One of the evident emotions expressed by the speaker is their happiness at listening to the music. The poem's imagery and figurative language portray it as a highly enjoyable experience. It is clear that de la Mare held an ardent appreciation for the art, and this poem serves as their heartfelt dedication to the feelings of joy it brings.
To unlock content, or join Poetry+


Passion is another emotion clearly expressed in the poem. There is the passion the speaker has for music and the passion that such art inspires. De la Mare's diction also points to "ecstasies," and the use of fiery imagery also underscores the presence of such ardency within the poem. In many ways, the experience described by the speaker parallels spiritual rapture.
To unlock content, or join Poetry+


There is also the insinuation that the effect of the music has the power to fortify the soul. The speaker of the poem mentions the way the music seems to beckon them forward. In this way, de la Mare implies that in filling one with such zeal for life, music serves as a powerful guard through the passing of life's hours.
To unlock content, or join Poetry+


Change is a crucial topic discussed within the poem, especially in regard to the way music can change the way we experience and perceive things. For the speaker, music makes life all the more vivid and beautiful. De la Mare uses an impassioned array of imagery and figurative language to illustrate the wonder of such changes.
To unlock content, or join Poetry+


The imagination is another important topic found within de la Mare's poem. Although it is not explicitly stated, it can be assumed that what unfolds within the poem unfolds within the speaker's imagination. All the changes they see taking place in the world around them are because of the music's effects on their imagination itself.
To unlock content, or join Poetry+


In the same vein as the speaker's imagination is the inspiration that music provides.
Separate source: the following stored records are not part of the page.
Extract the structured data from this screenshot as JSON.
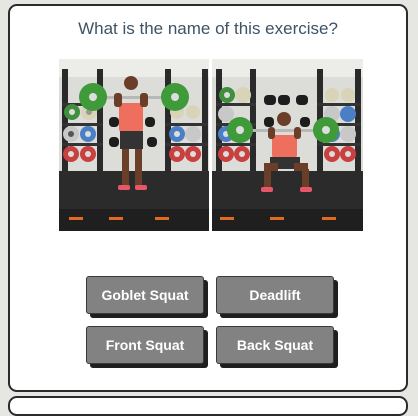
{
  "quiz": {
    "question": "What is the name of this exercise?",
    "answers": [
      "Goblet Squat",
      "Deadlift",
      "Front Squat",
      "Back Squat"
    ]
  },
  "colors": {
    "question_text": "#3d5366",
    "button_bg": "#828282",
    "button_shadow": "#1f1f1f",
    "card_border": "#2b2b2b"
  }
}
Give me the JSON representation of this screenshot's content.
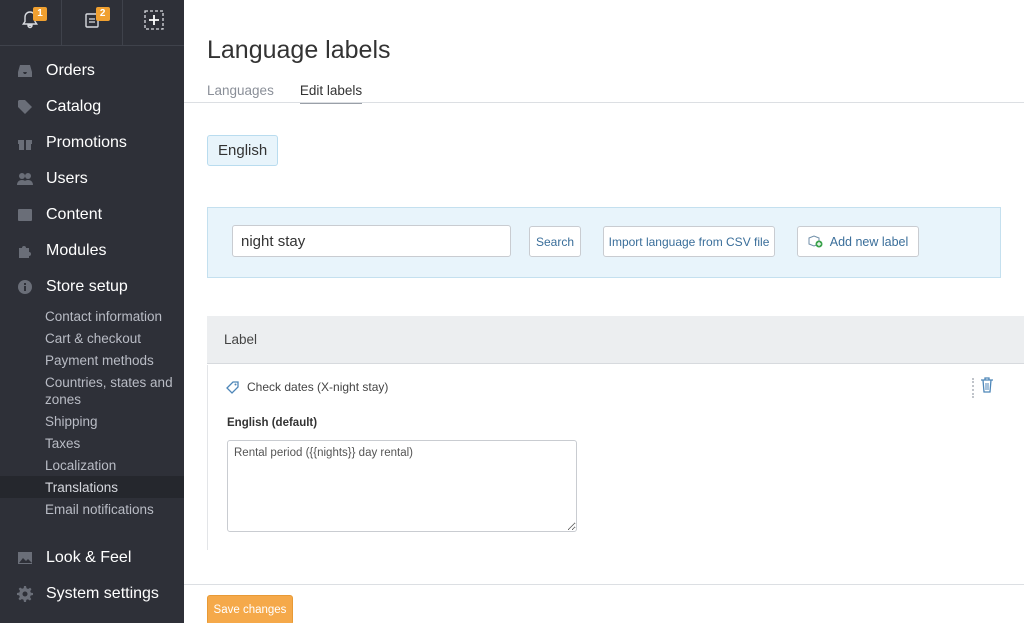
{
  "topbar": {
    "notifications_count": "1",
    "orders_count": "2"
  },
  "sidebar": {
    "items": [
      {
        "label": "Orders",
        "icon": "inbox-icon"
      },
      {
        "label": "Catalog",
        "icon": "tag-icon"
      },
      {
        "label": "Promotions",
        "icon": "gift-icon"
      },
      {
        "label": "Users",
        "icon": "users-icon"
      },
      {
        "label": "Content",
        "icon": "content-icon"
      },
      {
        "label": "Modules",
        "icon": "puzzle-icon"
      },
      {
        "label": "Store setup",
        "icon": "info-icon"
      }
    ],
    "subitems": [
      "Contact information",
      "Cart & checkout",
      "Payment methods",
      "Countries, states and zones",
      "Shipping",
      "Taxes",
      "Localization",
      "Translations",
      "Email notifications"
    ],
    "active_subitem": "Translations",
    "bottom_items": [
      {
        "label": "Look & Feel",
        "icon": "image-icon"
      },
      {
        "label": "System settings",
        "icon": "gear-icon"
      }
    ]
  },
  "main": {
    "title": "Language labels",
    "tabs": [
      {
        "label": "Languages",
        "active": false
      },
      {
        "label": "Edit labels",
        "active": true
      }
    ],
    "language_chip": "English",
    "search": {
      "value": "night stay",
      "search_button": "Search",
      "import_button": "Import language from CSV file",
      "add_button": "Add new label"
    },
    "table": {
      "header": "Label",
      "rows": [
        {
          "name": "Check dates (X-night stay)",
          "language_label": "English (default)",
          "value": "Rental period ({{nights}} day rental)"
        }
      ]
    },
    "save_button": "Save changes"
  },
  "colors": {
    "sidebar_bg": "#2e3038",
    "accent_orange": "#f5a94a",
    "panel_blue": "#e8f4fb",
    "link_blue": "#3a6e9a"
  }
}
The speaker is spurred to describe these things because of the music, highlighting the way art can give way to more art. The poem itself inspires and urges the reader to see the things that the speaker does in the music.
To unlock content, or join Poetry+


Music is the poem's main topic of concern, and de la Mare's purpose is to celebrate its ability to stir emotion and the imagination. What is truly affecting is how much the poet's description still holds up after so many years, as well as the way they entangle it with dreamlike elements that feel far more modern than they actually are.
To unlock content, or join Poetry+


This poem by de la Mare is structured in quatrains. This form was popular amongst Romantic poets as it often allowed the complete illustration and expression of either a single or multiple images/emotions. In this poem, it is easy to follow the progression of the speaker's experience listing to the music, with each stanza coalescing around distinct effects.
To unlock content, or join Poetry+
Steven Ward Poetry Expert
Steven Ward is a passionate writer, having studied for a Bachelor of Arts in English Literature and being a poetry editor for the 'West Wind' publication. He brings this experience to his poetry analysis on Poem Analysis.

Join the Poetry Chatter and Comment

Exclusive to Poetry+ Members

Join Conversations

Share your thoughts and be part of engaging discussions.

Expert Replies

Get personalized insights from our Qualified Poetry Experts.

Connect with Poetry Lovers

Build connections with like-minded individuals.

Sign up to Poetry+
Notify of
Inline Feedbacks
View all comments
Got a question? Ask an expert.x

We're glad you like visiting Poem Analysis...

We've got everything you need to master poetry

But, are you ready to take your learning

to the next level?

Share to...